I have long admired the work and reputation of Medair, an international agency relieving human suffering in some of the world’s most remote and devastated places. I was glad to be contacted a few weeks ago and asked to undertake a technical consultancy for them in the world’s youngest country, S. Sudan.
Basic services we take for granted in the UK (electricity, water and sewerage) can be absent or inconsistent in developing countries, and a significant challenge for relief agencies is maintaining electrical infrastructure to safe and effective standards. For this reason I was contracted to assess and make recommendations for improvements to the electrical supply and distribution at the Medair Office and Accommodation compound in Juba.
Great to be back in the field, and in a location I am familiar with from Tearfund days. I felt thoroughly welcomed by the Medair team and was able to dive right into the fascinating conundrum presented by their compound electrics. After a security briefing, general briefing and site tour I began lifting the cover on various parts of the system to understand how mains power, generator power, solar power and inverted battery power are supposed to be distributed to deliver 24/7 supply across the site.
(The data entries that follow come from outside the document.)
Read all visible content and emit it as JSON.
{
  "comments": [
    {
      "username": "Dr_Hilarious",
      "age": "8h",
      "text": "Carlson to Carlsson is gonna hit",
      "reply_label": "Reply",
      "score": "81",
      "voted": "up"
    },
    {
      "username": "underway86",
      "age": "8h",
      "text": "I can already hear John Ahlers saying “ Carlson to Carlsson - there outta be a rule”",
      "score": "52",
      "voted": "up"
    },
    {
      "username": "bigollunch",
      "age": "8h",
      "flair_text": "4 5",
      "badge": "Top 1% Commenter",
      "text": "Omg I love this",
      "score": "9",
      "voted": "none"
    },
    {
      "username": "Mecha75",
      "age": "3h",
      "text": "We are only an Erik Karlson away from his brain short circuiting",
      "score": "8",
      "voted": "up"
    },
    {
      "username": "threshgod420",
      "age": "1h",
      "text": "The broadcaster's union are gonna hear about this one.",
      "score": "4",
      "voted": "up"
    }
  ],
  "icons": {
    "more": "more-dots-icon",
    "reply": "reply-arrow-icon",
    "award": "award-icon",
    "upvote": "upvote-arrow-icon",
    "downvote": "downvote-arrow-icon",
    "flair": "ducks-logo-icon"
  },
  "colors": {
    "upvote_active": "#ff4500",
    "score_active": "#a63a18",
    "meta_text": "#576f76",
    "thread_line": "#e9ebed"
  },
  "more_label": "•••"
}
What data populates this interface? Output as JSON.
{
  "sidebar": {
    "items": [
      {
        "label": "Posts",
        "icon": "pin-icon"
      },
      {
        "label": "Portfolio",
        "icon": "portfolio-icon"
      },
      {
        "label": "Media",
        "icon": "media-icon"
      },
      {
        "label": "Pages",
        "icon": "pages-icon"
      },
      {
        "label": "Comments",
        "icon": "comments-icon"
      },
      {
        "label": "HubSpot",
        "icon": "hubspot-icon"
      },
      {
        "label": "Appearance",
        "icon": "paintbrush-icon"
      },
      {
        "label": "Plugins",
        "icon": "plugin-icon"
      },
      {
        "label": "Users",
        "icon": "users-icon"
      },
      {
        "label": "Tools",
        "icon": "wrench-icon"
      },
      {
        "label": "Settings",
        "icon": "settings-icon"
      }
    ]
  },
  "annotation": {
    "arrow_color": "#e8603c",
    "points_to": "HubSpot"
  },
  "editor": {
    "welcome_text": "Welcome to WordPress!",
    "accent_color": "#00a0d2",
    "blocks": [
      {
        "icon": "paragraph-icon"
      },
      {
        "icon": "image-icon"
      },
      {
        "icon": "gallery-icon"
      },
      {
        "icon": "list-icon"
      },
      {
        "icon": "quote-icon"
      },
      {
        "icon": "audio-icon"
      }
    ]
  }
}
It was encouraging to find that several key aspects of the system were of high quality and well installed, due to the efforts of a previous Medair logistician and experienced electrician. As ever the biggest challenge is often the local wiring, which is a credit to the ingenuity of those who put it in, who always find a way to get electricity to come out at the other end. The difficulty is the scenic route that electricity takes, often down very thin poor quality wires of indiscriminate colour coding, and not infrequently electrifying parts of the circuit which should never be live.
The tendency of poor wiring to act like a fuse in the event of a surge, and melt together with other wires is the source of many ills in NGO compounds. Working with electricity requires constant vigilance about what is live to avoid a shocking time. Mercifully careful planning, working at odd hours to avoid disrupting staff, and locking the generator shed ensured I could poke around without any hair raising experiences.
More novel hazards included live snake eggs found inside a double wall socket, torrential rain and broken roofing tiles, and the fact that repairing a 500W halogen security light is a superb way to meet all the insect life from a half mile radius!
After 12 days assessing, advising, speaking with staff and suppliers, and re-wiring some aspects of the system, I felt confident to complete my recommendations and action plan. Happily it is now possible to find contractors in Juba able to repair and upgrade electrical systems to satisfactory standards, and who are able to accommodate the requirements of international organisations. I enjoyed my time with Medair immensely and wish the team every success as they continue to meet the needs of people exposed to extraordinary poverty.